EDMs – Dead or Alive?
Email direct marketing has always been a bit of an ugly duckling. It originated as the virtual equivalent of junk mail, choking up inboxes all around the world with ungainly, irrelevant material that would largely be overlooked by the consumer.
In the early noughties, legislation and technology caught up with the EDM phenomenon and clipped its wings by putting heavy restrictions on what could and could not be sent. By the late noughties EDM was on life support, with nearly 30% of commercial emails failing to reach the inbox and subscribers opting out in droves due to the overwhelming volume of irrelevant marketing material clogging up their inbox. Fast forward to 2015 and EDM is alive and well, universally recognized as one of the most effective tools in a marketer’s arsenal. EDM is responsible for nearly 7% of customer acquisitions, a number that puts the social media platforms to shame.
So how did EDM manage to claw its way back from the grave? In short, it got better at connecting with the consumer.
Lesson one: Make it personal
We live in the age of the individual, so it speaks to reason that people don’t want to be treated as another blip in a faceless consumer mass. In the modern age, people like to be recognized as discerning, autonomous, and unique, that’s why emailing general promotional material en masse became so ineffective. For modern EDM, segmentation is the answer to this quandary. By utilizing more sophisticated consumer data tracking, marketers are now able to tailor email content to individual preferences and tastes.
Lesson two: Make it relevant
Some EDM takes it right down to the personal level by responding directly to a customer’s activity on their site. Something like the ‘abandoned cart’ email, loyalty reward email, and the ‘thank you for shopping with us recently’ promotion are all excellent examples of companies following up on customer interest and activity. EDM is reviving and digitizing the kind of personalised customer service people like to claim died with the birth of the internet.
Lesson three: Make it catchy
In its younger days, EDM content was essentially lifted from its print mail predecessors and rife with trite marketing jargon that is slick in all the wrong ways. Modern EDM has broken away from this stale formulaic approach and developed its own style of sharp, snappy brand of content that speaks to the individual more than it speaks to the consumer.
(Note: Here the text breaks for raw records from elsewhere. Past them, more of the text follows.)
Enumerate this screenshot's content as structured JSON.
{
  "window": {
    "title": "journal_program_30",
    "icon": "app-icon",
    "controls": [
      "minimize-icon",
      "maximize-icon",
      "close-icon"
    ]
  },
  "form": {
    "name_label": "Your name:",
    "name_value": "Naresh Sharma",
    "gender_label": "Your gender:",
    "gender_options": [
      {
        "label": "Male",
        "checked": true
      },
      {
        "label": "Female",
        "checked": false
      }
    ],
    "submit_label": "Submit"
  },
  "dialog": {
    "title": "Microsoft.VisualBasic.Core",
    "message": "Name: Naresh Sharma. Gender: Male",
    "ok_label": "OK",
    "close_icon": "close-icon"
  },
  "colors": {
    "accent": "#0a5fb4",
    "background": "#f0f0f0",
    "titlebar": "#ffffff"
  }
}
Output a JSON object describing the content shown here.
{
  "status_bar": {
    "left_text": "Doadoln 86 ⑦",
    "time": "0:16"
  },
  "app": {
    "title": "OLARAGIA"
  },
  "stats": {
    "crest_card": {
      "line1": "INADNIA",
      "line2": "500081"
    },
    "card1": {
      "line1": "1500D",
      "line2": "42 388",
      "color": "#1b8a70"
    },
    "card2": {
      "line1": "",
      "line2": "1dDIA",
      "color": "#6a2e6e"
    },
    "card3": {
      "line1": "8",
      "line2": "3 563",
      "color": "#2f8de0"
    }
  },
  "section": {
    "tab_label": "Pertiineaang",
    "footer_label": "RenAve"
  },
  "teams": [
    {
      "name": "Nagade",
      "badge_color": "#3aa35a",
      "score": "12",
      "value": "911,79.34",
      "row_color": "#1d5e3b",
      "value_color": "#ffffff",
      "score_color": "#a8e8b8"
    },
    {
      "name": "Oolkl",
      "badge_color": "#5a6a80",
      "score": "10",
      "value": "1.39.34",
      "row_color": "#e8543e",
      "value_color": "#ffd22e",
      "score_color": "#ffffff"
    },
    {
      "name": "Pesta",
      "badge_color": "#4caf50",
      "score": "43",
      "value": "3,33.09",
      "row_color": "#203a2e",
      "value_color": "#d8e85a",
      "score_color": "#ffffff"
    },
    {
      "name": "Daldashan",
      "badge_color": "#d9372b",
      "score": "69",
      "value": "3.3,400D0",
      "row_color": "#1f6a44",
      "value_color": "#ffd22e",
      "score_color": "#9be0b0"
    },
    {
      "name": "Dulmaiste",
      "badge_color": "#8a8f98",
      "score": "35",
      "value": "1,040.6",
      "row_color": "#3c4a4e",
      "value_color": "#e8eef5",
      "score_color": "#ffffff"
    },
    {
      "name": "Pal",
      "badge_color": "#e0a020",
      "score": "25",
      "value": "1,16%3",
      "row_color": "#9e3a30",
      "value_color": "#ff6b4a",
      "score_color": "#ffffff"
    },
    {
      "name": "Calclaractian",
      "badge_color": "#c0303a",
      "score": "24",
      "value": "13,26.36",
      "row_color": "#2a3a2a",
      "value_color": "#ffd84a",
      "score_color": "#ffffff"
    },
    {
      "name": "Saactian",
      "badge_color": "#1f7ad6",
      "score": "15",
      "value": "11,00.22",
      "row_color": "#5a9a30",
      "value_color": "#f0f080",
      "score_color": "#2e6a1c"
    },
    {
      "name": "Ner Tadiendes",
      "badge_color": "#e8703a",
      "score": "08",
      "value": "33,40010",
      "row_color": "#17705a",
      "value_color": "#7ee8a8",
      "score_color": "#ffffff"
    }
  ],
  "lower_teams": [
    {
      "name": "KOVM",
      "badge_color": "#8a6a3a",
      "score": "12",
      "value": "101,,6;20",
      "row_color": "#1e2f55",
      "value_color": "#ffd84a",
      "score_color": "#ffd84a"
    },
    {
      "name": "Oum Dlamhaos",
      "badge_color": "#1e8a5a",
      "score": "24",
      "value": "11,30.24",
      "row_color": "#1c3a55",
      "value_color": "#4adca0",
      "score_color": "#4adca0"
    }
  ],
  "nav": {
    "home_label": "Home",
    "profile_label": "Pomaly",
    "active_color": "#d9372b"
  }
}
EDM is a perfect example of digital Darwinism; a format that has evolved significantly to thrive in the fast and fickle online universe. Although the EDM that choked up your spam box in 2005 is well and truly dead, its modern descendant is the picture of health.